At the Human Rights Council, the ICJ today highlighted the problem of abuse of counter-terrorism laws to perpetrate reprisals against those who cooperate with the UN, including particularly by Egypt.
The oral statement was delivered in a general debate on human rights bodies and mechanisms (item 5), and read as follows:
The International Commission of Jurists (ICJ) welcomes the report of the Secretary General on Cooperation with the United Nations, its representatives and mechanisms in the field of human rights (A/HRC/45/36). The ICJ particularly concurs with its conclusion that reprisals perpetrated through abuse of national security and counter-terrorism laws and measures continue at alarming levels (para 131), and that such abuse also frequently occurs in the context of broader repressive environments for civil society or dissent (para 132).
While the report documents such abuses in a number of countries, the pattern of abuse of such laws by the government of Egypt presented in the report should be of particular concern to this Council (paras 65 to 70, Annex I paras 40 to 51, Annex II paras 44 to 53). Further relevant cases from Egypt continue, including shortly before this session began.
These reprisals resonate with broader patterns of abuse of counter-terrorism and national security laws in Egypt, including for instance targeting lawyers, which are also severely exacerbated by the lack of independence of the judiciary in Egypt, particularly in the special terrorism court circuits.
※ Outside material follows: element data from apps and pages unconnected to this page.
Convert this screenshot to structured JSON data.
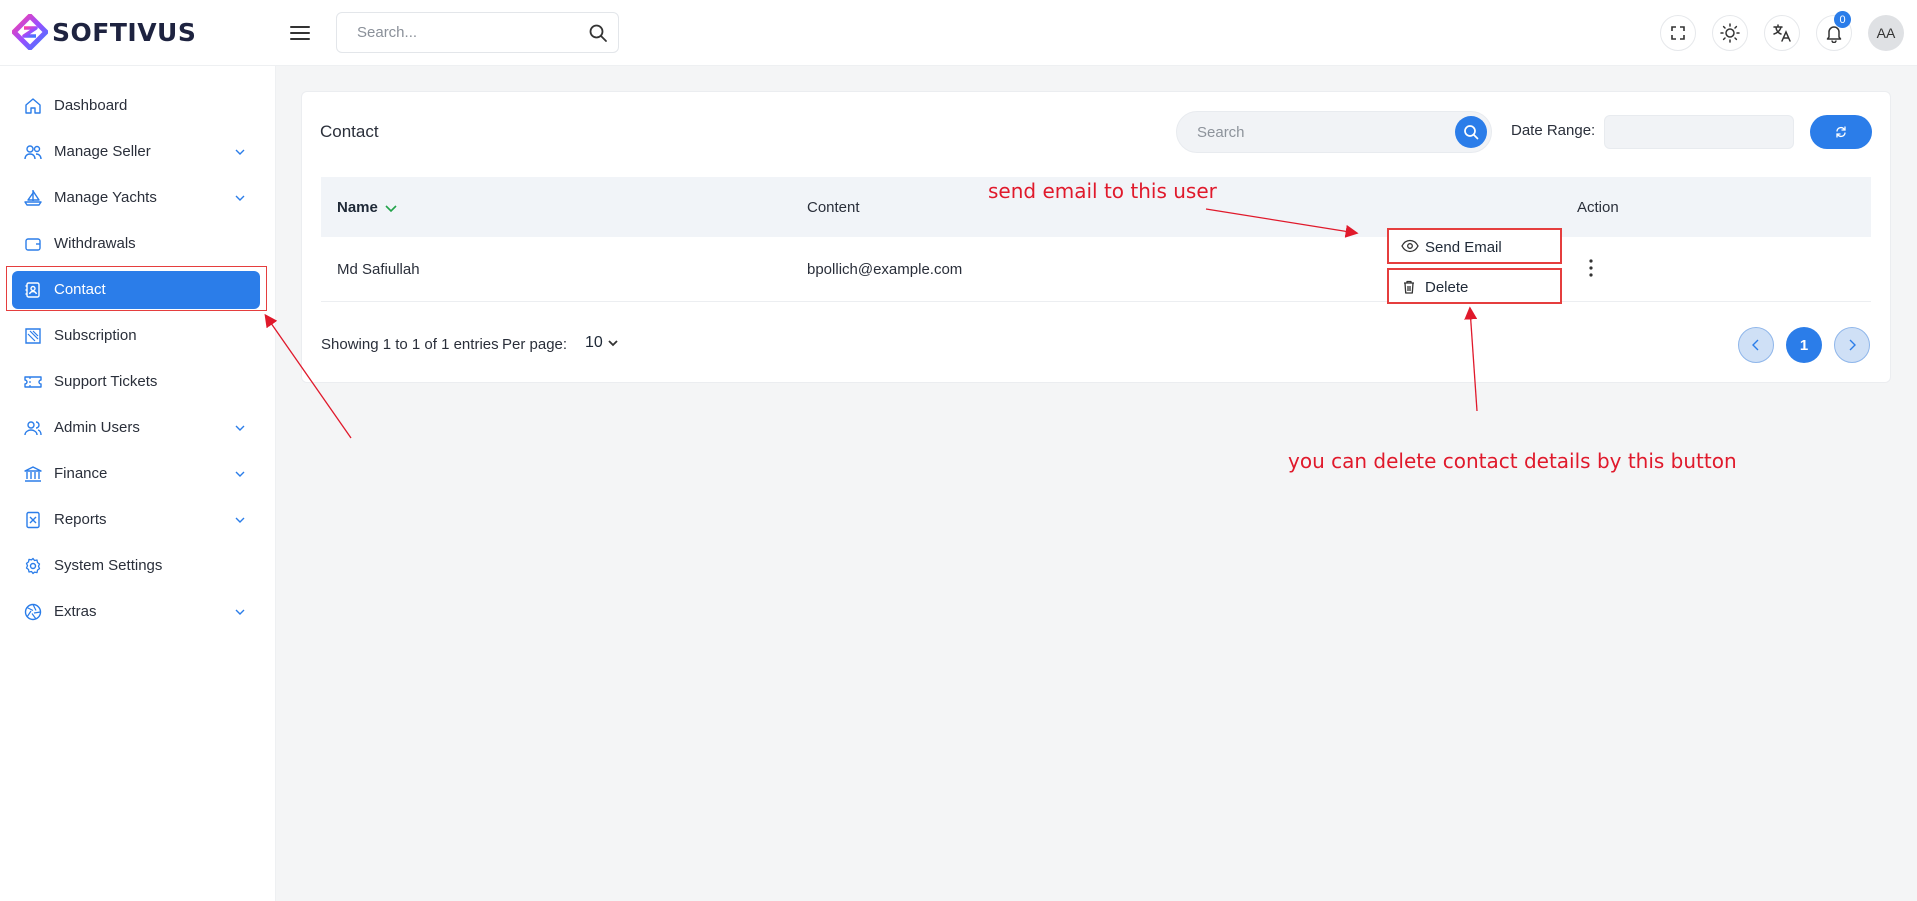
{
  "brand": {
    "name": "SOFTIVUS"
  },
  "header": {
    "search_placeholder": "Search...",
    "notifications_count": "0",
    "avatar_initials": "AA",
    "icons": [
      "menu-icon",
      "search-icon",
      "fullscreen-icon",
      "sun-icon",
      "translate-icon",
      "bell-icon"
    ]
  },
  "sidebar": {
    "items": [
      {
        "label": "Dashboard",
        "icon": "home-icon",
        "chevron": false
      },
      {
        "label": "Manage Seller",
        "icon": "users-icon",
        "chevron": true
      },
      {
        "label": "Manage Yachts",
        "icon": "sailboat-icon",
        "chevron": true
      },
      {
        "label": "Withdrawals",
        "icon": "wallet-icon",
        "chevron": false
      },
      {
        "label": "Contact",
        "icon": "contact-book-icon",
        "chevron": false,
        "active": true
      },
      {
        "label": "Subscription",
        "icon": "subscription-icon",
        "chevron": false
      },
      {
        "label": "Support Tickets",
        "icon": "ticket-icon",
        "chevron": false
      },
      {
        "label": "Admin Users",
        "icon": "admin-users-icon",
        "chevron": true
      },
      {
        "label": "Finance",
        "icon": "bank-icon",
        "chevron": true
      },
      {
        "label": "Reports",
        "icon": "report-icon",
        "chevron": true
      },
      {
        "label": "System Settings",
        "icon": "gear-icon",
        "chevron": false
      },
      {
        "label": "Extras",
        "icon": "aperture-icon",
        "chevron": true
      }
    ]
  },
  "page": {
    "title": "Contact",
    "search_placeholder": "Search",
    "date_range_label": "Date Range:",
    "date_range_value": ""
  },
  "table": {
    "columns": {
      "name": "Name",
      "content": "Content",
      "action": "Action"
    },
    "rows": [
      {
        "name": "Md Safiullah",
        "content": "bpollich@example.com"
      }
    ]
  },
  "action_menu": {
    "send_email": "Send Email",
    "delete": "Delete"
  },
  "footer": {
    "showing": "Showing 1 to 1 of 1 entries",
    "per_page_label": "Per page:",
    "per_page_value": "10",
    "current_page": "1"
  },
  "annotations": {
    "send_email_note": "send email to this user",
    "delete_note": "you can delete contact details by this button"
  },
  "colors": {
    "primary": "#2b7de9",
    "annotation": "#e0192b",
    "sort_arrow": "#22a34a"
  }
}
Madame President, these patterns of abuse only further illustrate and underscore civil society’s concern with the role Egypt seeks for itself on issues of terrorism and human rights at the Council. In that regard, we reiterate our concerns about the pending report of the Advisory Committee, responding to the request it received under the last Egypt-led separate resolution on “the effects of terrorism” (resolution 34/8) to report on “the negative effects of terrorism on the enjoyment of all human rights and fundamental freedoms, with a particular focus on economic, social and cultural rights, including as a result of diverting foreign direct investment, reducing capital inflows, destroying infrastructure, limiting foreign trade, disturbing financial markets, negatively affecting certain economic sectors and impeding economic growth.”
The Human Rights Council should not, Madame President, countenance such attempts to divert and dilute its limited resources and attention away from the most acute issues on this theme from a human rights perspective: preventing and responding to violations in countering terrorism and a human-rights based approach to victims of terrorism.”
 Underlying documents in a number of cases mentioned in A/HRC/45/36 reveal further links to abuses of counter-terrorism and national security laws: see e.g. A/HRC/39/31 para 38 and Annex I paras 32-35; A/HRC/27/38, para 24; A/HRC/36/31 para 33 and Annex I, para 34; and A/HRC/39/31 Annex II, paras 17-18, 21.AdvocacyNon-legal submissions